_Problem statement_
Within the material below, tally every line that holds the word "label", then give the tally and nothing more.

_Excerpted records_
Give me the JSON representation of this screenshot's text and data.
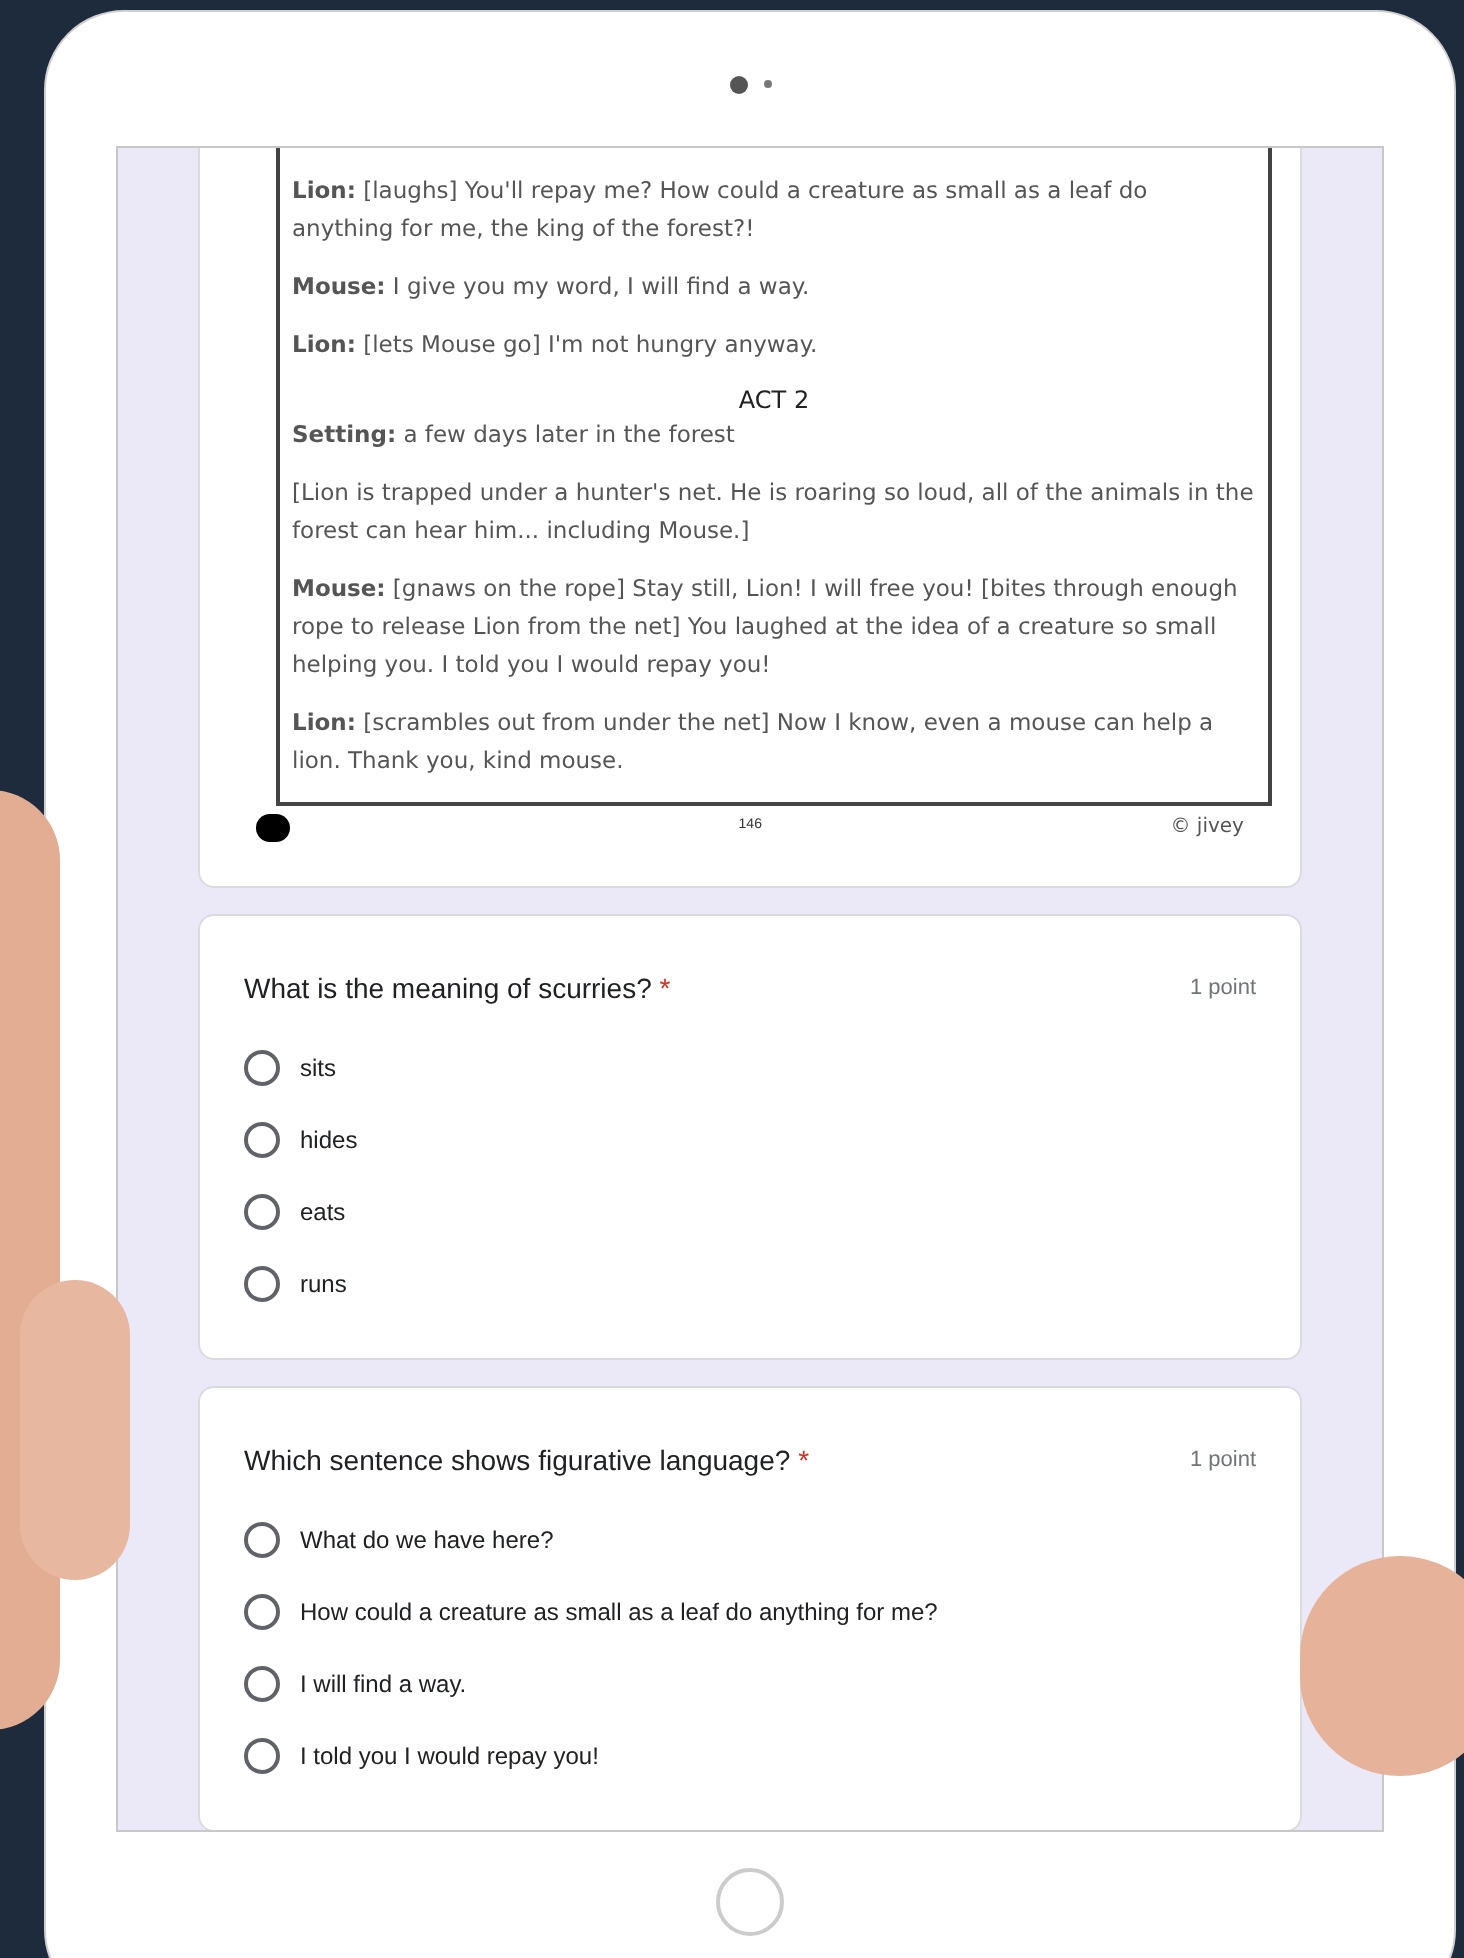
{
  "document": {
    "paragraphs": [
      {
        "kind": "line",
        "text": "**Lion:** [laughs] You'll repay me? How could a creature as small as a leaf do anything for me, the king of the forest?!"
      },
      {
        "kind": "line",
        "text": "**Mouse:** I give you my word, I will find a way."
      },
      {
        "kind": "line",
        "text": "**Lion:** [lets Mouse go] I'm not hungry anyway."
      },
      {
        "kind": "heading",
        "text": "ACT 2"
      },
      {
        "kind": "line",
        "text": "**Setting:** a few days later in the forest"
      },
      {
        "kind": "line",
        "text": "[Lion is trapped under a hunter's net. He is roaring so loud, all of the animals in the forest can hear him... including Mouse.]"
      },
      {
        "kind": "line",
        "text": "**Mouse:** [gnaws on the rope] Stay still, Lion! I will free you! [bites through enough rope to release Lion from the net] You laughed at the idea of a creature so small helping you. I told you I would repay you!"
      },
      {
        "kind": "line",
        "text": "**Lion:** [scrambles out from under the net] Now I know, even a mouse can help a lion. Thank you, kind mouse."
      }
    ],
    "page_number": "146",
    "credit": "© jivey"
  },
  "questions": [
    {
      "title": "What is the meaning of scurries?",
      "required_mark": "*",
      "points": "1 point",
      "options": [
        {
          "label": "sits",
          "selected": false
        },
        {
          "label": "hides",
          "selected": false
        },
        {
          "label": "eats",
          "selected": false
        },
        {
          "label": "runs",
          "selected": false
        }
      ]
    },
    {
      "title": "Which sentence shows figurative language?",
      "required_mark": "*",
      "points": "1 point",
      "options": [
        {
          "label": "What do we have here?",
          "selected": false
        },
        {
          "label": "How could a creature as small as a leaf do anything for me?",
          "selected": false
        },
        {
          "label": "I will find a way.",
          "selected": false
        },
        {
          "label": "I told you I would repay you!",
          "selected": false
        }
      ]
    }
  ]
}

_Output_
8